by Ramadian Nugrahane
In recent years, new strategies have emerged to help address how the effectiveness of development programmes can be improved. Among them is the overarching Doing Development Differently (DDD) movement, as well as Thinking and Working Politically (TWP) and Problem Driven Iterative Adaptation (PDIA).
On 15-16 March 2017 in Jakarta, the Knowledge Sector Initiative (KSI) KOMPAK programme and The World Bank in Indonesia jointly hosted the fourth international DDD workshop where around 200 practitioners, researchers, government and other partners gathered to unravel common threads, discuss the practical challenges of mainstreaming TWP and PDIA, and build momentum between communities of practice to do development differently.
Development practitioners are seeking to develop and implement more politically astute, adaptive programmes. Yet, challenges persist at the most prosaic levels of everyday work: finding the right people to work politically and iteratively; avoiding default to technical ‘solutions’; building support for new approaches among partners; and adapting traditional design, procurement and monitoring and evaluation (M&E) systems. The challenge of translating these strategies into practice requires a different understanding of the roles of all involved, including governments, donors, civil society and implementing organisations.
One of the myriad issues in Doing Development Differently written on papers by participants at the DDD workshop in Jakarta
The two-day workshop attempted to address those challenges and took the form of plenary discussions in talk-show format and short, engaging presentations in TedTalk format by speakers who had successfully implemented principles of TWP and/or PDIA. These included Drs. Suyoto, MSi (Kang Yoto), Bupati of Bojonegoro in East Java who is adopting a DDD approach to improve public services and strengthen dialogue with citizens. He emphasised,
"Don't just think in the box or out of the box, Do Development Differently by creating a new box.”

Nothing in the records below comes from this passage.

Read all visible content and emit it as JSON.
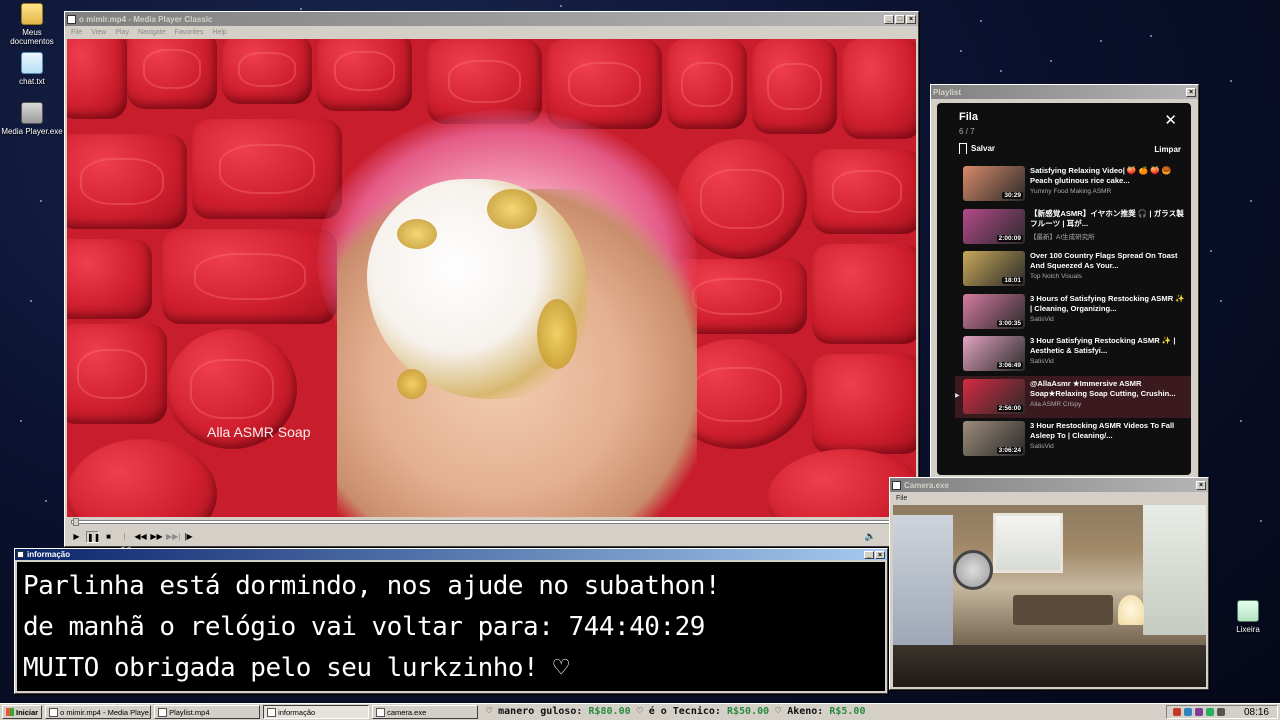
{
  "desktop": {
    "icons": [
      {
        "label": "Meus documentos"
      },
      {
        "label": "chat.txt"
      },
      {
        "label": "Media Player.exe"
      },
      {
        "label": "Lixeira"
      }
    ]
  },
  "mpc": {
    "title": "o mimir.mp4 - Media Player Classic",
    "menu": [
      "File",
      "View",
      "Play",
      "Navigate",
      "Favorites",
      "Help"
    ],
    "watermark": "Alla ASMR Soap",
    "progress": 0.002
  },
  "playlist": {
    "window_title": "Playlist",
    "heading": "Fila",
    "count": "6 / 7",
    "save_label": "Salvar",
    "clear_label": "Limpar",
    "items": [
      {
        "title": "Satisfying Relaxing Video| 🍑 🍊 🍑 🥮 Peach glutinous rice cake...",
        "channel": "Yummy Food Making ASMR",
        "duration": "30:29",
        "thumb_color": "#d98a6a"
      },
      {
        "title": "【新感覚ASMR】イヤホン推奨 🎧 | ガラス製フルーツ | 耳が...",
        "channel": "【最新】AI生成研究所",
        "duration": "2:00:09",
        "thumb_color": "#b44a8a"
      },
      {
        "title": "Over 100 Country Flags Spread On Toast And Squeezed As Your...",
        "channel": "Top Notch Visuals",
        "duration": "18:01",
        "thumb_color": "#c9a85a"
      },
      {
        "title": "3 Hours of Satisfying Restocking ASMR ✨ | Cleaning, Organizing...",
        "channel": "SatisVid",
        "duration": "3:00:35",
        "thumb_color": "#d57aa0"
      },
      {
        "title": "3 Hour Satisfying Restocking ASMR ✨ | Aesthetic & Satisfyi...",
        "channel": "SatisVid",
        "duration": "3:06:49",
        "thumb_color": "#e2a3c0"
      },
      {
        "title": "@AllaAsmr ★Immersive ASMR Soap★Relaxing Soap Cutting, Crushin...",
        "channel": "Alla ASMR Crispy",
        "duration": "2:56:00",
        "thumb_color": "#d62a42",
        "current": true
      },
      {
        "title": "3 Hour Restocking ASMR Videos To Fall Asleep To | Cleaning/...",
        "channel": "SatisVid",
        "duration": "3:06:24",
        "thumb_color": "#9c8c7a"
      }
    ]
  },
  "info": {
    "title": "informação",
    "lines": [
      "Parlinha está dormindo, nos ajude no subathon!",
      "de manhã o relógio vai voltar para:  744:40:29",
      "MUITO obrigada pelo seu lurkzinho! ♡"
    ]
  },
  "camera": {
    "title": "Camera.exe",
    "menu": [
      "File"
    ]
  },
  "taskbar": {
    "start_label": "Iniciar",
    "tasks": [
      {
        "label": "o mimir.mp4 - Media Playe...",
        "active": false
      },
      {
        "label": "Playlist.mp4",
        "active": false
      },
      {
        "label": "informação",
        "active": true
      },
      {
        "label": "camera.exe",
        "active": false
      }
    ],
    "ticker": [
      {
        "name": "manero guloso:",
        "amount": "R$80.00"
      },
      {
        "name": "é o Tecnico:",
        "amount": "R$50.00"
      },
      {
        "name": "Akeno:",
        "amount": "R$5.00"
      }
    ],
    "clock": "08:16"
  }
}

For many participants, one of the most exciting parts of the workshop was when they were put into different breakout groups. In each of the small groups participants worked with a facilitator to do development differently by applying TWP and PDIA tools to identify and then address problems: taking approaches to scale through replication and diffusion; from log frame to search frame: iterative monitoring, evaluation and learning; networks, movements and coalitions: beyond your usual suspects; flexible and accountable: make your authorising environment work for you; building your dream team: politically astute, problem driven and adaptive; going against power norms: gender and inclusion.
In her summary of the workshop, Dr. Nicola Nixon, Counsellor for Poverty and Social Development, the Australian Embassy in Jakarta, underlined initial steps needed to be taken to improve the effectiveness of development. She said,
“We need to have more robust conversations about politics and power.”